One of my absolute favorites, this eyeful of style is a vintage model of flamboyant Art Deco and a monkey's brunch! The main yellow section of this button is custard Bakelite, bunched at the base in a bright green accent piece that is also Bakelite. (It's like this button is wearing a button.) Proof that the world had a sense of humor once, this might've dominated a dandy's shirt at Jay Gatsby's last great jamboree. Made in the 1920's and oozing with all the panache of a flapper on her way to Woolworth's to buy a copy of Town Tattle magazine, I'm bananas about this lulu of a keepsake.

-Sherbert McGee 

Thursday, October 13, 2016

Marooned Again

Normally, I don't go after Bakelite buttons unless they possess a striking feature or an unusual element that sets them apart from other vintage finds. However, if I come across a Bakelite button that's maroon in color, that's pretty much all it takes for me to snap it up. These plain Janes aren't too extravagant, but that's okay. They are maroon Bakelite and that's good enough for me.

-Sherbert McGee  

Wednesday, October 12, 2016

Slashed Blossom

This flower buttons looks to have been carved in a sloppy hurry by Edward Scissorhands himself! The Bakelite is a hazy rendition of apple juice that always reminds me of weathered beach glass with its frosted and roughened appearance. As for the slashed mode of the incised detail, every slit looks like a swiftly rendered knife-wound, albeit with attractive results. Gashed, scratched, nicked and pruned, this old button underwent some serious cutting.    

-Sherbert McGee  

Tuesday, October 11, 2016

Toggle Tuesday: Tootsie Roll Deluxe

As a kid I couldn't stand Tootsie Rolls and found them to be especially offensive on Halloween when they'd show up like dreaded turds in my trick-or-treater's pail. Despite that repulsion, one thing I did enjoy was the classic jingle that went along with the TV commercials: Whatever it is I think I see, becomes a Tootsie Roll to me! In any case, this chocolate toggle reminds me of an extra fancy Tootsie Roll with carved and undulating stripes. As a brand of dime-store candy these are utterly gross, but as inspiration for a Bakelite button I'm definitely okay with Tootsie Rolls.

-Sherbert McGee 

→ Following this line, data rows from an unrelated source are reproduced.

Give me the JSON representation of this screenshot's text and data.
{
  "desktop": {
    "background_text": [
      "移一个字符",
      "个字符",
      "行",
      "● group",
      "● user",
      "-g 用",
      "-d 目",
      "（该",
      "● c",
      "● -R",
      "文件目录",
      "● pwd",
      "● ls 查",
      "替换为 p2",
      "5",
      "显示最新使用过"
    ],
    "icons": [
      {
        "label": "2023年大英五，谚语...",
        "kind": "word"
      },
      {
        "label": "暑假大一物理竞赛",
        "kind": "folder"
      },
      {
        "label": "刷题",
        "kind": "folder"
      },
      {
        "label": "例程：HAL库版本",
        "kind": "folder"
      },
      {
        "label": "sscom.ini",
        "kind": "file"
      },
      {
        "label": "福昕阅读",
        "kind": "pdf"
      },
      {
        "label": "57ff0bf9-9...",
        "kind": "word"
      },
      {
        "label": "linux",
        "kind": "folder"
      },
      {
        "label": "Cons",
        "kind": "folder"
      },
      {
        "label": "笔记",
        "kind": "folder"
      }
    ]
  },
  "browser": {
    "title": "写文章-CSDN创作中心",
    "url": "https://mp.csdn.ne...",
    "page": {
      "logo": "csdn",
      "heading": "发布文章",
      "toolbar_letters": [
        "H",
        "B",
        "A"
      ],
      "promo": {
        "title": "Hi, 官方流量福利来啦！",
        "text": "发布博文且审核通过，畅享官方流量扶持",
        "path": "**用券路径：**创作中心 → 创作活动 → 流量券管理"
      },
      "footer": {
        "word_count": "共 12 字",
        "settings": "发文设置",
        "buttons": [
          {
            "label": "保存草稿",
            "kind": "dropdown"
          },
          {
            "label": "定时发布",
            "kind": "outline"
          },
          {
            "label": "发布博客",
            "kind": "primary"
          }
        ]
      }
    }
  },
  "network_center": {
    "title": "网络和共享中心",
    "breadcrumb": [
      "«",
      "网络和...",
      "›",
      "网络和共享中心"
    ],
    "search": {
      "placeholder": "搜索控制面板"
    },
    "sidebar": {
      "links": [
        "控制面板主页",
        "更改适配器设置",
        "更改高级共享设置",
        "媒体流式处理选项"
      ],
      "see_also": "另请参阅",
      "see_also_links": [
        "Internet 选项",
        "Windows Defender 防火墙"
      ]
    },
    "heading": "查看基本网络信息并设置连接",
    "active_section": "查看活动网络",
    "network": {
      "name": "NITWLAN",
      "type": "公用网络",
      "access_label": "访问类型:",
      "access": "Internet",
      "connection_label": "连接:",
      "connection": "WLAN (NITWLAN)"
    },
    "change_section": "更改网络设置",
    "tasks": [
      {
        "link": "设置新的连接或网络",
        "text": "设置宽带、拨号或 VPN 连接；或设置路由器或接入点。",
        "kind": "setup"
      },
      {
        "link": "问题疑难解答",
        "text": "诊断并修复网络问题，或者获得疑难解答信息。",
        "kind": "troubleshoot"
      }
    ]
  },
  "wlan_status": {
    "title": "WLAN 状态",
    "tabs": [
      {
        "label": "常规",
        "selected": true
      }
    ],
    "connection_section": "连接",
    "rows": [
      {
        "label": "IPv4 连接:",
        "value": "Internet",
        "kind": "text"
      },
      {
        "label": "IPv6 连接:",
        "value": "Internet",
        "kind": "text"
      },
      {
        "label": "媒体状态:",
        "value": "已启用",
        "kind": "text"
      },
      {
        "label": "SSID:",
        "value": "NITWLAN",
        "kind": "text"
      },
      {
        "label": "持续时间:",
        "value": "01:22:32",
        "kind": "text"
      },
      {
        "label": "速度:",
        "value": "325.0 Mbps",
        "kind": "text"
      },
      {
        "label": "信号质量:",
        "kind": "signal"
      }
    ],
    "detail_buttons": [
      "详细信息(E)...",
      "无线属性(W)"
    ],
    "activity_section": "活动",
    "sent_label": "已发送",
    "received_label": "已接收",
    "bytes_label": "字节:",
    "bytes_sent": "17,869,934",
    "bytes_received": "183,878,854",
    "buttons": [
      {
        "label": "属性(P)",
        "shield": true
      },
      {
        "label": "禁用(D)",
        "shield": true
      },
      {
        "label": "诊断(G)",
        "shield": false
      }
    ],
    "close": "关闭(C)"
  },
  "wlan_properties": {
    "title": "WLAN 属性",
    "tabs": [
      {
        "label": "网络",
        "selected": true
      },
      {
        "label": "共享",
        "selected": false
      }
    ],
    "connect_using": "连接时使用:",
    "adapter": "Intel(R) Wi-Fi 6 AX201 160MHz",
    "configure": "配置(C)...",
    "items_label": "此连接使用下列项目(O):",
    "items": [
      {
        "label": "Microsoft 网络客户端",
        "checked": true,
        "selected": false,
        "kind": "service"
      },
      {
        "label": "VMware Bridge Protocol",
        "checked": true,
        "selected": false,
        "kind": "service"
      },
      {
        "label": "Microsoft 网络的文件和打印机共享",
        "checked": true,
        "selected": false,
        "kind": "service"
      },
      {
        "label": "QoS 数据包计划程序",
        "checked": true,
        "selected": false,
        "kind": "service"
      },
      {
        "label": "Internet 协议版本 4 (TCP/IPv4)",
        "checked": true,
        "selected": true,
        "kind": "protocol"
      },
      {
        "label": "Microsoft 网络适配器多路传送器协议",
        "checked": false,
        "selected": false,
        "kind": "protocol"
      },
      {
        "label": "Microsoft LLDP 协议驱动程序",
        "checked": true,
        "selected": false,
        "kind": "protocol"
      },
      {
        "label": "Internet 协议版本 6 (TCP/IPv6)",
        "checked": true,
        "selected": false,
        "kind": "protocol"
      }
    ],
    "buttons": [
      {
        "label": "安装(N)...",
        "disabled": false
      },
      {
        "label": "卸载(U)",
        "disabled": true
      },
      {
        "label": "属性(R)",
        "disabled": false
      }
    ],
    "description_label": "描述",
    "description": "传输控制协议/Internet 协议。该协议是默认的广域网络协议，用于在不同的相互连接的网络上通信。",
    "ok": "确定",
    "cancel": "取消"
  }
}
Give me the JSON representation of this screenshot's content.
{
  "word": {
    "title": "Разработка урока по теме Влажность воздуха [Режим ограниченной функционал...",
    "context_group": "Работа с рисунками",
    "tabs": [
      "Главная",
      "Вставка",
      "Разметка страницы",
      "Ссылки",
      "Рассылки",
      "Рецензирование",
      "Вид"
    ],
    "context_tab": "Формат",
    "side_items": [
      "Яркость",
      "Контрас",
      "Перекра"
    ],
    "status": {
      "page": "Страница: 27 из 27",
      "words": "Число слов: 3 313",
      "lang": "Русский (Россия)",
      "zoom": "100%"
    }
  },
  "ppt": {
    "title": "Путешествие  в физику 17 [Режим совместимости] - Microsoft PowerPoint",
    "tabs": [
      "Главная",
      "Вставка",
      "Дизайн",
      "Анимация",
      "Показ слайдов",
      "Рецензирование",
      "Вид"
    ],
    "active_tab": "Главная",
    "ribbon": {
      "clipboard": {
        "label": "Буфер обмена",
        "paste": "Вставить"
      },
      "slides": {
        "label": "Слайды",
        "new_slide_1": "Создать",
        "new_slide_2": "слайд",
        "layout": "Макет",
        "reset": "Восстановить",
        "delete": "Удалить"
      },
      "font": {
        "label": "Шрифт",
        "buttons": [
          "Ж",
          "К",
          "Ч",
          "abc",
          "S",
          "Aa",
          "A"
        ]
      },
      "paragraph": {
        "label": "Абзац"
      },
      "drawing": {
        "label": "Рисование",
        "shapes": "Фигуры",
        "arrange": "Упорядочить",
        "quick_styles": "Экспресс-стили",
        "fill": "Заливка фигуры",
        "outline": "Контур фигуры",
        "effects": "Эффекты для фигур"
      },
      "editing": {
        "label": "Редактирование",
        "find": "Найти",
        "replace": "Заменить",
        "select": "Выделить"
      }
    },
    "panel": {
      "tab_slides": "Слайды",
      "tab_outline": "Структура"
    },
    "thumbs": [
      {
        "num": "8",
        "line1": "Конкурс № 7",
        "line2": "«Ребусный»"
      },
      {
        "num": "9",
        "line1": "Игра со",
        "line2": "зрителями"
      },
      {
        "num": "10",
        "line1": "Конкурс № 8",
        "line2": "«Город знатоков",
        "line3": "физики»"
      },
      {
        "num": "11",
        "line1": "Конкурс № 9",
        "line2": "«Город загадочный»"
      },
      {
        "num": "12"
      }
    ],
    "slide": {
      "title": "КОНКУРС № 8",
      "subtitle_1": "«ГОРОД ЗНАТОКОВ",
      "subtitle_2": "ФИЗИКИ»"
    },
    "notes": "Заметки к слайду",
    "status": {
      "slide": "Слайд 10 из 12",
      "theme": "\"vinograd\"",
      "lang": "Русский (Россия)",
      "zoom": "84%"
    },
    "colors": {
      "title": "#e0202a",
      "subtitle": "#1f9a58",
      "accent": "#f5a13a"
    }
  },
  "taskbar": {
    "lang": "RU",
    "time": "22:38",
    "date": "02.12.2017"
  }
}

Monday, October 10, 2016

The King of Thailand

A few years ago I visited Thailand and traveled up and down the country, starting with Phuket and Koh Phi Phi in the south and then onto to Bangkokthe country's capital. From there, I took a bus northward and visited the Sukhothai province and also Chiang Mai, a tropical and vibrant city in the mountainous highlands. Throughout my travels I visited many Buddhist temples giving prominence to traditional Thai architecture with tiered roofs adorned with rows of jagged edges called lamyong. The lamyong are sculpted and blade-like projections, which are distinctly Thai and tremendously exotic. This Bakelite button, a heavily-carved masterpiece in butterscotch, reminds me of the spiky rooftops on the temples that epitomize Thailand.   

-Sherbert McGee    

Sunday, October 9, 2016

Hooped Buttons

Some of my most unique buttons are these interlocked hoops in cherry and creamed corn Bakelite. This set of triplets came into my collection last spring and they are truly amazing. Acquired at an estate sale by my friend Doreen, these are not your vapid, day-to-day blouse ornaments. No siree, these are lively buttons with a twist. Blame it on the innovative fashion quirks of the 1920's or early 1930's for a set of buttons that look like they belong on a monkey's kimono.

Visit Doreen's online store

-Sherbert McGee     

Friday, October 7, 2016

Rootbeer Bubbles

Someday I'm going to post a rootbeer button in an actual puddle of rootbeer, but not today. This rootbeer button is already carbonated enough with a gleaming and orderly array of nineteen carved bubbles (or loops) on its sunlit surface. An attractive button with effervescent charm, I present this button today as a sparkling toast to my favorite vintage mania: BAKELITE!

-Sherbert McGee